_What to produce_:
Your answer should be one number, namely how many lines in the listing below include the word "Rating".

====== Material for this task ======

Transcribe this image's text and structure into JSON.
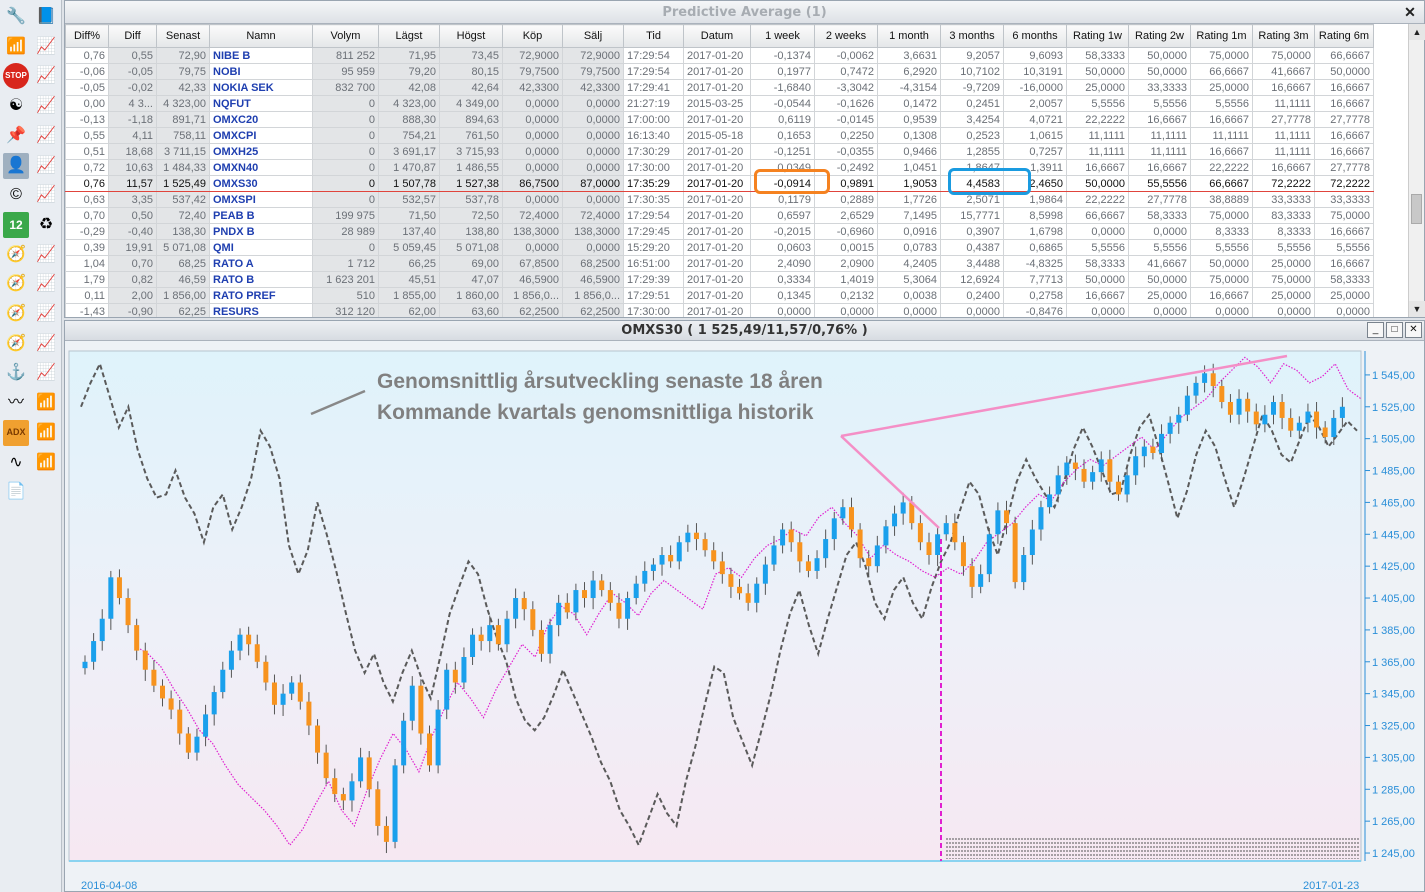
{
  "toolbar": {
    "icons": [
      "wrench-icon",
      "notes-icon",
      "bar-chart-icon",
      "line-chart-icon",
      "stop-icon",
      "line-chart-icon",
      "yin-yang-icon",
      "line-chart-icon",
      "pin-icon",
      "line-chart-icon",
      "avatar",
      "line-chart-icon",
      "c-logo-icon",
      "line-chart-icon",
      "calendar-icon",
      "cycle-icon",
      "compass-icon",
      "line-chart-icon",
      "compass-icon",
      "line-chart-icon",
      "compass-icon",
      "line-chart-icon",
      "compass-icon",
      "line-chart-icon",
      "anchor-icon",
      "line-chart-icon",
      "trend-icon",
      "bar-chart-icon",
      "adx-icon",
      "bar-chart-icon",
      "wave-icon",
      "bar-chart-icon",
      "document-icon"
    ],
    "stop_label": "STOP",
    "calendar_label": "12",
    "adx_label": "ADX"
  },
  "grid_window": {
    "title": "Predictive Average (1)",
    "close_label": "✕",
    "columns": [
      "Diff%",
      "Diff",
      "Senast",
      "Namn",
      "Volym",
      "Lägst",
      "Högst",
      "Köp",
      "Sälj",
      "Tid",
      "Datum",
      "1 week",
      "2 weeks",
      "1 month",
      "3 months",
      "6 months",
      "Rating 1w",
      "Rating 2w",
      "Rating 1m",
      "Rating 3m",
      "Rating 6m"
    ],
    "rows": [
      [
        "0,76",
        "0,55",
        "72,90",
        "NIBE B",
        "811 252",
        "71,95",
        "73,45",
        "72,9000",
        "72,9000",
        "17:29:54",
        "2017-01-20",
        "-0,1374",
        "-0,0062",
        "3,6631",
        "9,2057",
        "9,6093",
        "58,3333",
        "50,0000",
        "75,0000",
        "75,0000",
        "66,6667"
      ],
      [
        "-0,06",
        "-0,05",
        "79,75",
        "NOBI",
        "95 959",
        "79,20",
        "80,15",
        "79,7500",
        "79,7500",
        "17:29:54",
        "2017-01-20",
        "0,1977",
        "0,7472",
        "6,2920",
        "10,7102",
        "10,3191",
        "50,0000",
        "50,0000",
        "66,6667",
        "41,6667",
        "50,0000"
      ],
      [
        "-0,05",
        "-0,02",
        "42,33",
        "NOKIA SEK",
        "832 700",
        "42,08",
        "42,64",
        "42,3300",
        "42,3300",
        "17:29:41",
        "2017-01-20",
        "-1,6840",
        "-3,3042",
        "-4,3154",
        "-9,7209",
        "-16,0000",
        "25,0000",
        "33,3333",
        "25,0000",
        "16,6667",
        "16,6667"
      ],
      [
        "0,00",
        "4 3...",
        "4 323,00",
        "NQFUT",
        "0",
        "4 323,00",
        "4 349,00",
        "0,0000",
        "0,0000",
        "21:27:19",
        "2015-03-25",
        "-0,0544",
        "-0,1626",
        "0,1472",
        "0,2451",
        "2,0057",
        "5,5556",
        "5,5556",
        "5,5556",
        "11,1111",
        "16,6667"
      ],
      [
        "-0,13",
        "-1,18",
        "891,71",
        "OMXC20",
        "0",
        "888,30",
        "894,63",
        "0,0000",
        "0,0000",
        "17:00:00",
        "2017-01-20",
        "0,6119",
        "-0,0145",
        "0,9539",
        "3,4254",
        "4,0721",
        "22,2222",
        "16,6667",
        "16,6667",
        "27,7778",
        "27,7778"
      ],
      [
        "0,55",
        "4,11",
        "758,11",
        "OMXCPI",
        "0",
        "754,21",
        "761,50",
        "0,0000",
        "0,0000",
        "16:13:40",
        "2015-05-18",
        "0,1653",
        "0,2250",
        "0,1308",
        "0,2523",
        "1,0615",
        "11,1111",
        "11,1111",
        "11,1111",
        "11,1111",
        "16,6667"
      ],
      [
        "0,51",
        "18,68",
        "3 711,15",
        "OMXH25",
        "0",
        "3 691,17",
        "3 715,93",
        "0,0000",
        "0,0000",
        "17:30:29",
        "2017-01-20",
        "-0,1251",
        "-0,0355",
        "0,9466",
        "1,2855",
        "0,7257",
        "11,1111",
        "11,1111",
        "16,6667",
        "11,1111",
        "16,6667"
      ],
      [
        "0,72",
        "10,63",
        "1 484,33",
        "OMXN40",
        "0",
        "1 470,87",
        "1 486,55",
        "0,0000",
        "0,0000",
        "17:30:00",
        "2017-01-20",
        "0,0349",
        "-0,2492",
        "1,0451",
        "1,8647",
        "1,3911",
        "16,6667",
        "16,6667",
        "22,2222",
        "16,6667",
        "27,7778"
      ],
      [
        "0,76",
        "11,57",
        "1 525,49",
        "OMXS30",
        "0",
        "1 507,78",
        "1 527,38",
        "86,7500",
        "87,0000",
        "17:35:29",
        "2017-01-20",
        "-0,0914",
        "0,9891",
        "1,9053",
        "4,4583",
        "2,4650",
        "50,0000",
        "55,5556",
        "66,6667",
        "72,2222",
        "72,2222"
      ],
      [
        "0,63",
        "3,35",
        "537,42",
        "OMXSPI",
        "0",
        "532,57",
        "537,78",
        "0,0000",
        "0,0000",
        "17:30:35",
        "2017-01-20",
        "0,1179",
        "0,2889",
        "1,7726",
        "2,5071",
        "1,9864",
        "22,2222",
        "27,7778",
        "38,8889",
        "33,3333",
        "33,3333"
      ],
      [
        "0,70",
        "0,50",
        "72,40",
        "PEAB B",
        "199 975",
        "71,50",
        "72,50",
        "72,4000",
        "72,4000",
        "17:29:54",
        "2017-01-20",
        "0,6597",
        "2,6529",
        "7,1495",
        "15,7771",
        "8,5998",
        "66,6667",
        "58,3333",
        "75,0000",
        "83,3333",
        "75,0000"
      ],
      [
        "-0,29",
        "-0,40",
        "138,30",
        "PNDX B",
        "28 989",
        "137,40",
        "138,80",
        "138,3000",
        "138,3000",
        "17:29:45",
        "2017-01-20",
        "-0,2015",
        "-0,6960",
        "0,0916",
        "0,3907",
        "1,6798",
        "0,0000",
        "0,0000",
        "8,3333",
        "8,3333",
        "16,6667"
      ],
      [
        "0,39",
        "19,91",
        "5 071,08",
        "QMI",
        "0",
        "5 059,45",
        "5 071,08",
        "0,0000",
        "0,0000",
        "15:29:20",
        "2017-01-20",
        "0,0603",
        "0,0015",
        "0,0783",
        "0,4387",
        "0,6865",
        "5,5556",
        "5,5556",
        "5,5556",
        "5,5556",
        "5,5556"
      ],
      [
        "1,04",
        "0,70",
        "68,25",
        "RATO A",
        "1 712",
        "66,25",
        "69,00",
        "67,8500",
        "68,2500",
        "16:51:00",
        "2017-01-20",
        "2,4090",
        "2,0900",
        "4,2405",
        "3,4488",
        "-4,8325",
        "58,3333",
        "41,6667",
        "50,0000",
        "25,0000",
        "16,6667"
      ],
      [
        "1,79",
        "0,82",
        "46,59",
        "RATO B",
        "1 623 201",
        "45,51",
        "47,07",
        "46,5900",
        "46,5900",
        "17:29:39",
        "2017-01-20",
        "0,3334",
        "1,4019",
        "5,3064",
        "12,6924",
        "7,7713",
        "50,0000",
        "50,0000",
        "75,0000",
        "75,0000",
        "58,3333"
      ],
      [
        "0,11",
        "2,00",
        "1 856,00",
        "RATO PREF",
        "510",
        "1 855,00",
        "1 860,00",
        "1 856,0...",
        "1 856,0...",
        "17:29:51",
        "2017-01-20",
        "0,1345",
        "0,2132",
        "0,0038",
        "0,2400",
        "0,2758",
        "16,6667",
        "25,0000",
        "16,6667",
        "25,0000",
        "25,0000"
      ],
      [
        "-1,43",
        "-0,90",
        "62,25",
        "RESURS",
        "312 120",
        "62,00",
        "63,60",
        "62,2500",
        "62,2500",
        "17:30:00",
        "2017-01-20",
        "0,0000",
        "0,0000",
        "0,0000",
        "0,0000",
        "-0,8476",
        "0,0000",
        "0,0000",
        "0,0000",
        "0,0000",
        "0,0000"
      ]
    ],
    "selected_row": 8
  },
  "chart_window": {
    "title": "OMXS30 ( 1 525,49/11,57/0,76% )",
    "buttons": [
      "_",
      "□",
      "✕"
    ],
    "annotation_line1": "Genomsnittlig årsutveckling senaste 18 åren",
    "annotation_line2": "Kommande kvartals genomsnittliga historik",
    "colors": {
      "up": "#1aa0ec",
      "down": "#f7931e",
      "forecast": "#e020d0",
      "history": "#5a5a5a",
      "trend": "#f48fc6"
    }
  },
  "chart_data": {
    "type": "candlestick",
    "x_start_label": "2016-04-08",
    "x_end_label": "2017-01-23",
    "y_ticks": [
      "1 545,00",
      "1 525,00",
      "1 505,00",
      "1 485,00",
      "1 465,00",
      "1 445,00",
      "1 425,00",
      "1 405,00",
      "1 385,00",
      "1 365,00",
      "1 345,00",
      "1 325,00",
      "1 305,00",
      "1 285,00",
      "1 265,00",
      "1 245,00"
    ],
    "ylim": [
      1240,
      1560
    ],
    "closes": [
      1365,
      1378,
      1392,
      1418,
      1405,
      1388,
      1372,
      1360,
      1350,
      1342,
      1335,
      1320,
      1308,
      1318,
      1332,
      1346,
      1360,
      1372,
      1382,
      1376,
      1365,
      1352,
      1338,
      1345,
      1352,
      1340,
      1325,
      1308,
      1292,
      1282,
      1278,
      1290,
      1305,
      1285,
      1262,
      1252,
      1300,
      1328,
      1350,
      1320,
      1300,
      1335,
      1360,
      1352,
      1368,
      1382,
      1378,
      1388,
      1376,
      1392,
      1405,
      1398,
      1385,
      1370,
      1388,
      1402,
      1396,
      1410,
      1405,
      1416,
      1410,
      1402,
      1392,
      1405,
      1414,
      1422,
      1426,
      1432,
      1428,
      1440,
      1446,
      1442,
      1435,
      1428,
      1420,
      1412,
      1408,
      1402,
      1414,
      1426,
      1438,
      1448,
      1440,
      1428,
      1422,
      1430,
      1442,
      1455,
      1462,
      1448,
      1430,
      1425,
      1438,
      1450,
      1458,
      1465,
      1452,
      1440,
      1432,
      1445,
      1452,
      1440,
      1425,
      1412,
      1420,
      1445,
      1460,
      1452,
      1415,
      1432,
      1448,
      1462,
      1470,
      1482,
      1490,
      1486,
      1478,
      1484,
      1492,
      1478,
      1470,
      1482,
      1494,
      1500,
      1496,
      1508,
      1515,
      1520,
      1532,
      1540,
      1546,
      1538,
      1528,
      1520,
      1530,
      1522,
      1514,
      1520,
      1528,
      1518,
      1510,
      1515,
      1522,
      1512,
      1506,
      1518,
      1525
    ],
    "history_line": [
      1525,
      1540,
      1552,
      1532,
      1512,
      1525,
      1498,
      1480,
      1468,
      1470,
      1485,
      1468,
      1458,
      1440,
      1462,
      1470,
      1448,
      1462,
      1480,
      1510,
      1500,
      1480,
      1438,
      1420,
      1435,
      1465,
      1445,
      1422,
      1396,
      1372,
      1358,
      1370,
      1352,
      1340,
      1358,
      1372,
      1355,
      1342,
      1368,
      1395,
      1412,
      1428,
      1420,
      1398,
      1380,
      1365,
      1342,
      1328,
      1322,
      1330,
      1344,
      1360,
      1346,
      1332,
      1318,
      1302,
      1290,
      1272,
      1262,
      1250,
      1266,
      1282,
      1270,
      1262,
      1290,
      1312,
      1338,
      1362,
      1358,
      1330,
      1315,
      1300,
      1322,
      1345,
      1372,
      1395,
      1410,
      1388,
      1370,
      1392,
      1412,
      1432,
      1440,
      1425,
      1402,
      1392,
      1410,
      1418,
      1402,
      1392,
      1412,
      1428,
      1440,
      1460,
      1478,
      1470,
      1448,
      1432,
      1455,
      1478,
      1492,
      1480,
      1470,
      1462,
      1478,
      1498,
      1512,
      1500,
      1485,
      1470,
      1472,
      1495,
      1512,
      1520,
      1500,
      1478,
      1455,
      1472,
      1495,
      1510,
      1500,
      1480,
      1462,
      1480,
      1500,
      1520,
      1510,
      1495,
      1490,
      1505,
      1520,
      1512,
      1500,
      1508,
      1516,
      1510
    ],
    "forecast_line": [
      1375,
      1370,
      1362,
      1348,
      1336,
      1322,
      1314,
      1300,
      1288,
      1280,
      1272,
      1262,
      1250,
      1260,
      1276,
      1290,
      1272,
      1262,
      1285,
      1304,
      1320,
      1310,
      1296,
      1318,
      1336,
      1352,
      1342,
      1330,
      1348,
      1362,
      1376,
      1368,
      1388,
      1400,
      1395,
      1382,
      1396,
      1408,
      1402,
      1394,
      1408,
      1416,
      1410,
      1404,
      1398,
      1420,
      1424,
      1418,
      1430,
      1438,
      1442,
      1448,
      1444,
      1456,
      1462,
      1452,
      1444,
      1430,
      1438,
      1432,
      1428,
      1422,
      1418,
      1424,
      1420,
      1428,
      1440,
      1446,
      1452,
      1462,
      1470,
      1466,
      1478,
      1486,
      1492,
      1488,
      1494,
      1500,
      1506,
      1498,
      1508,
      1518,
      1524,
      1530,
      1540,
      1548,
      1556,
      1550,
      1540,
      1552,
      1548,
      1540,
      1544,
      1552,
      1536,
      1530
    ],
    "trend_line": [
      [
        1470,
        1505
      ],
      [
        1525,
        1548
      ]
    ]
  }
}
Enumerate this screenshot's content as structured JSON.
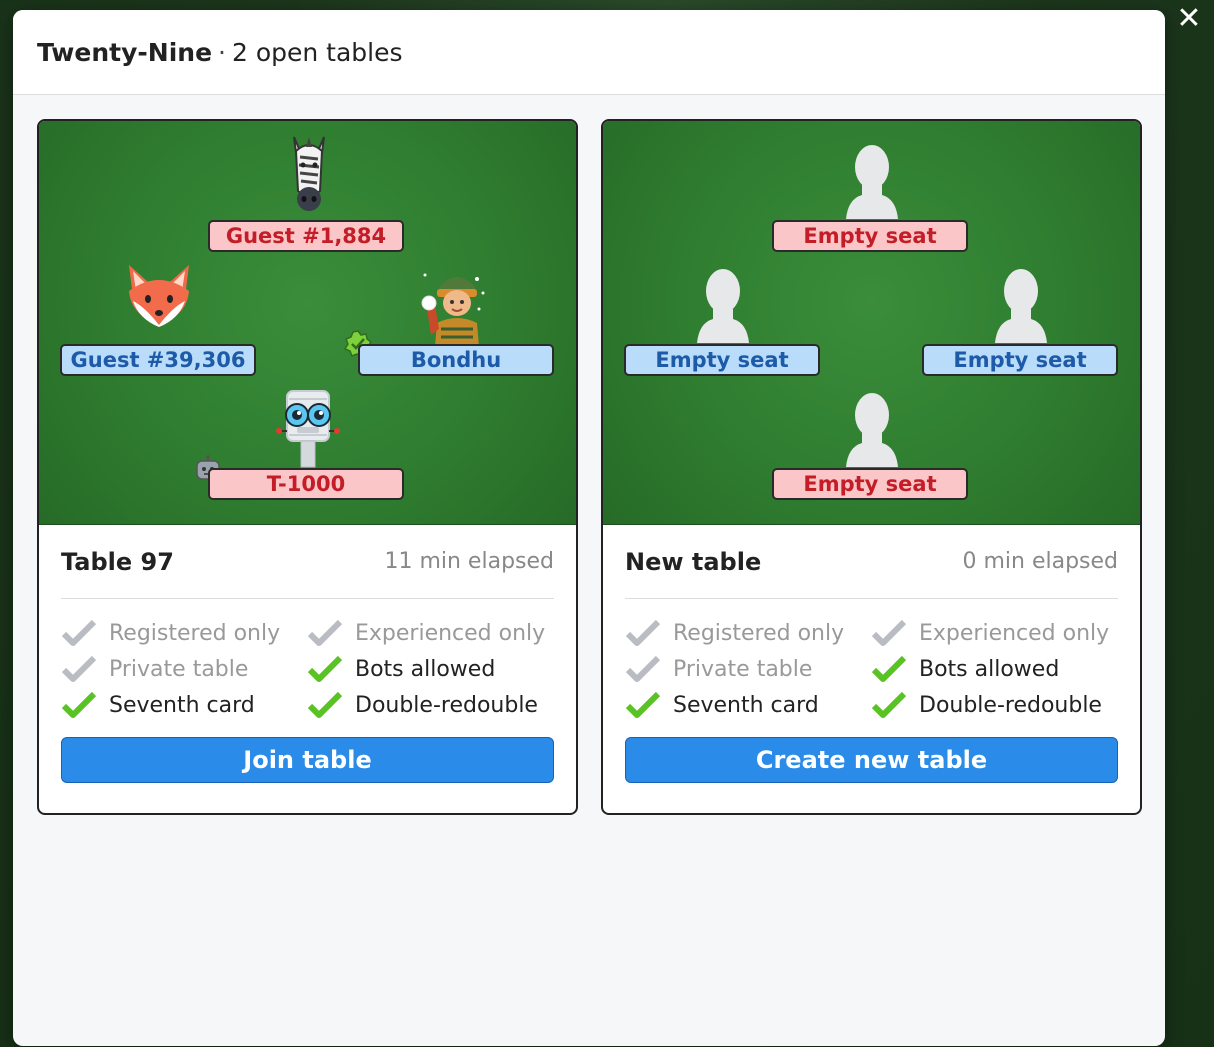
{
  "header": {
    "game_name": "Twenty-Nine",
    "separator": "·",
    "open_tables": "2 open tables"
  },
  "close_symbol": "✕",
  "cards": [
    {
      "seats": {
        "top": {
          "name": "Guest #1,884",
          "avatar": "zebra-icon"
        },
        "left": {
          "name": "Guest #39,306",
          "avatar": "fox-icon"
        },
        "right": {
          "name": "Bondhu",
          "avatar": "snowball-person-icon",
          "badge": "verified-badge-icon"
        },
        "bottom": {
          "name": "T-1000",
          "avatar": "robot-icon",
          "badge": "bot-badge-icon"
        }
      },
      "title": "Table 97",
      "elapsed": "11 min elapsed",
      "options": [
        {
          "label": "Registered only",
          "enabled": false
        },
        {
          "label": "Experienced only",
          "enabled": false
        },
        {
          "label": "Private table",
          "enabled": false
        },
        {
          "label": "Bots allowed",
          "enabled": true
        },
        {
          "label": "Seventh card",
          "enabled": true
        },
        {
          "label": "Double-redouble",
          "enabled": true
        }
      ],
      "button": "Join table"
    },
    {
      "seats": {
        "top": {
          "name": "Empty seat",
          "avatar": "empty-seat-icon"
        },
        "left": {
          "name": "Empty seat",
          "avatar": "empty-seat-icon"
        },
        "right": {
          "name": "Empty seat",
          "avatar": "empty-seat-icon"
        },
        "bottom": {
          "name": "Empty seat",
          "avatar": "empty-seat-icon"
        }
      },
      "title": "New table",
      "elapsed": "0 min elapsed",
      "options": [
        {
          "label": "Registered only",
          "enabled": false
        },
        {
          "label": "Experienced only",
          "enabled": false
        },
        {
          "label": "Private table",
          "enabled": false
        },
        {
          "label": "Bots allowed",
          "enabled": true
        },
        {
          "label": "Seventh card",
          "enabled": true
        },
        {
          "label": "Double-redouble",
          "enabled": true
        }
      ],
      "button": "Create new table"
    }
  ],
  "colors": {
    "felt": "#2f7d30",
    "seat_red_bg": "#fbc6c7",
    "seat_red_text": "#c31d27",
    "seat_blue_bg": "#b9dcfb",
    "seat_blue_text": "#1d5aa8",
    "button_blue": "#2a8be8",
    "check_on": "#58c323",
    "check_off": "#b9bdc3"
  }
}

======

_Response area_:
5